This conclusion may seem in tension with the retention of jurisdiction on different grounds in In re Statistical Tabulating Corp., No. 94-2331 (7th Cir. Aug. 2, 1995), where, just as here, the bankruptcy proceeding was dismissed while an appeal from one of the orders in the proceeding was on appeal, and just as here we held that the appeal survived the dismissal. It did not survive by virtue of the "related to" jurisdiction. Id., slip op. at 2 n. 1. The order had not been made in an adversary proceeding. It was an order turning over to one of the creditors the proceeds of the liquidation of the debtor's estate, and it was contested by another creditor, who claimed priority. The dispute went to the heart of the bankruptcy, and so the bankruptcy court would not have been entitled to fob it off on the state courts in accordance with the principles that govern the exercise of supplementary or related-to jurisdiction.

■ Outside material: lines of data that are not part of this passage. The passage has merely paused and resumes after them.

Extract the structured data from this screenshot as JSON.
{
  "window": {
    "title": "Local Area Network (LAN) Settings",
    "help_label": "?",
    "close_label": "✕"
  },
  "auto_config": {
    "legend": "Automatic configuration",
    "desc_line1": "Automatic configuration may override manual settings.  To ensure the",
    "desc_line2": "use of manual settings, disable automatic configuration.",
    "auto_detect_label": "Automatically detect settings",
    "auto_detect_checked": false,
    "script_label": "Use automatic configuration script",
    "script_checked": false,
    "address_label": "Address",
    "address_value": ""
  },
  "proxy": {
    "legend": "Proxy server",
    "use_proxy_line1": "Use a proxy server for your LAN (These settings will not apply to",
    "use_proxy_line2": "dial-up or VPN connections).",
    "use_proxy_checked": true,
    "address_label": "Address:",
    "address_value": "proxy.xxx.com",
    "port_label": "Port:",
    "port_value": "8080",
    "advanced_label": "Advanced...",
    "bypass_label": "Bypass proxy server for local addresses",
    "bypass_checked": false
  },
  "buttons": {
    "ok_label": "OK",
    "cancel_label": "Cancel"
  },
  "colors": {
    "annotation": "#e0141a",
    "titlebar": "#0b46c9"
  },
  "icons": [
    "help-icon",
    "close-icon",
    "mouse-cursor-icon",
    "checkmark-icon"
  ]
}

The remaining question in the present case is whether the power to relinquish jurisdiction over a related proceeding once the underlying bankruptcy proceeding is dismissed was properly exercised, given the circumstances of the case. It was. The bankruptcy proceeding having ended, the adversary proceeding became a dispute of no interest to anyone except the two adversaries, and their dispute revolved entirely around the meaning of a pair of state judgments. There was not even a remote federal interest. Neither party argues for retention of federal jurisdiction on the ground that otherwise the objectives of the Bankruptcy Code would be impaired. The creditor argues, incorrectly as we have shown, that jurisdiction over the adversary proceeding ended automatically upon the dismissal of the bankruptcy proceeding; and Chapman argues, so far as we can figure out what his brief is saying, simply that he is entitled to the $200,000 that he is seeking from the creditor. There was no reason to retain the adversary proceeding in federal court, and the judgment dismissing the proceeding without prejudice is therefore